Latter Day of the Law ［末法］ ( mappō): Also, age of the Decadent Law, age of the Final Law, or latter age. The last of the three periods—the Former Day of the Law, the Middle Day of the Law, and the Latter Day of the Law—following Shakyamuni Buddha’s death, when his teachings are said to fall into confusion and lose the power to lead people to enlightenment. The Latter Day of the Law is said to last for ten thousand years. The fifth of five five-hundred-year periods following Shakyamuni’s death described in the Great Collection Sutra corresponds to the beginning of the Latter Day of the Law. The sutra predicts that it will be an “age of quarrels and disputes,” when monks will disregard the precepts and feud constantly among themselves, when erroneous views will prevail, and when Shakyamuni’s teachings will “be obscured and lost.”

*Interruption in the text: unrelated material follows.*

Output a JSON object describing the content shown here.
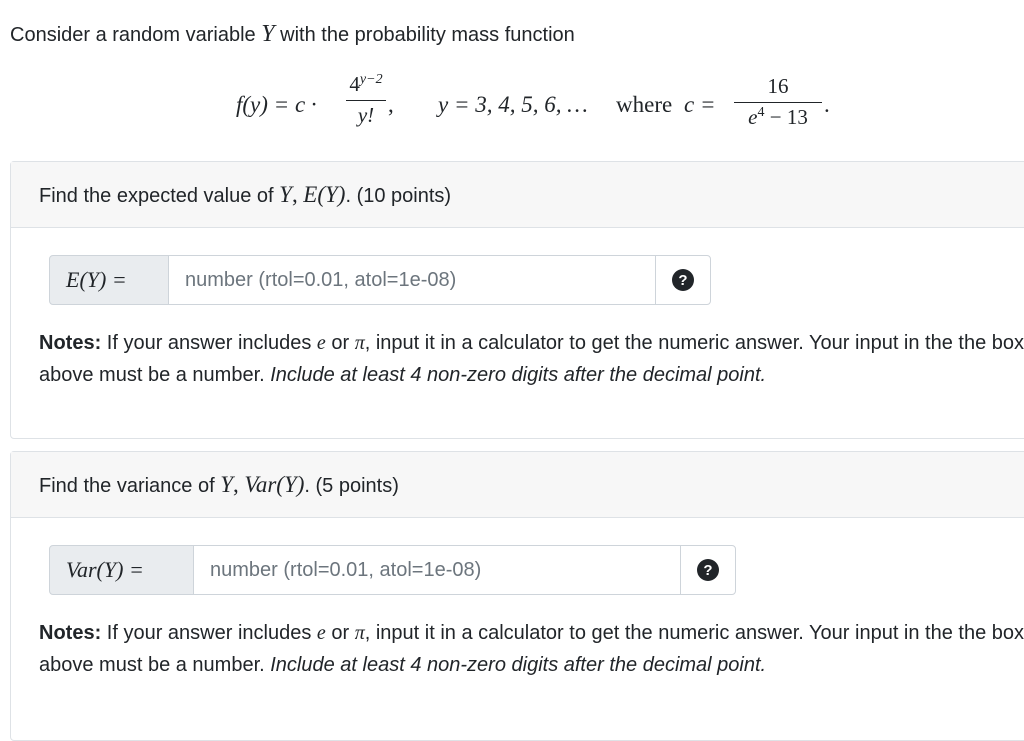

In contrast, the Lotus Sutra views the Latter Day of the Law as the time when the teaching it contains will be propagated. The “Medicine King” (twenty-third) chapter of the Lotus Sutra says, “After I have passed into extinction, in the last five-hundred-year period you must spread it abroad widely throughout Jambudvīpa and never allow it to be cut off.” T’ien-t’ai (538–597) states in The Words and Phrases of the Lotus Sutra, “In the last five-hundred-year period, the mystic way will spread and benefit humankind far into the future,” and Dengyō (767–822) says in An Essay on the Protection of the Nation, “The Former and Middle Days are almost over, and the Latter Day is near at hand.” It was believed in Japan that the Latter Day would begin in 1052; this was based on an account in The Record of Wonders in the Book of Chou that places Shakyamuni’s death in 949 b.c.e. Modern research suggests, however, that he died in the early fifth century b.c.e. The concept of the Latter Day of the Law is also applied to Buddhas other than Shakyamuni, and Buddhist scriptures often refer to the “Latter Day of the Law” of a particular Buddha as the age in which that Buddha’s teachings are lost. See also fifth five-hundred-year period.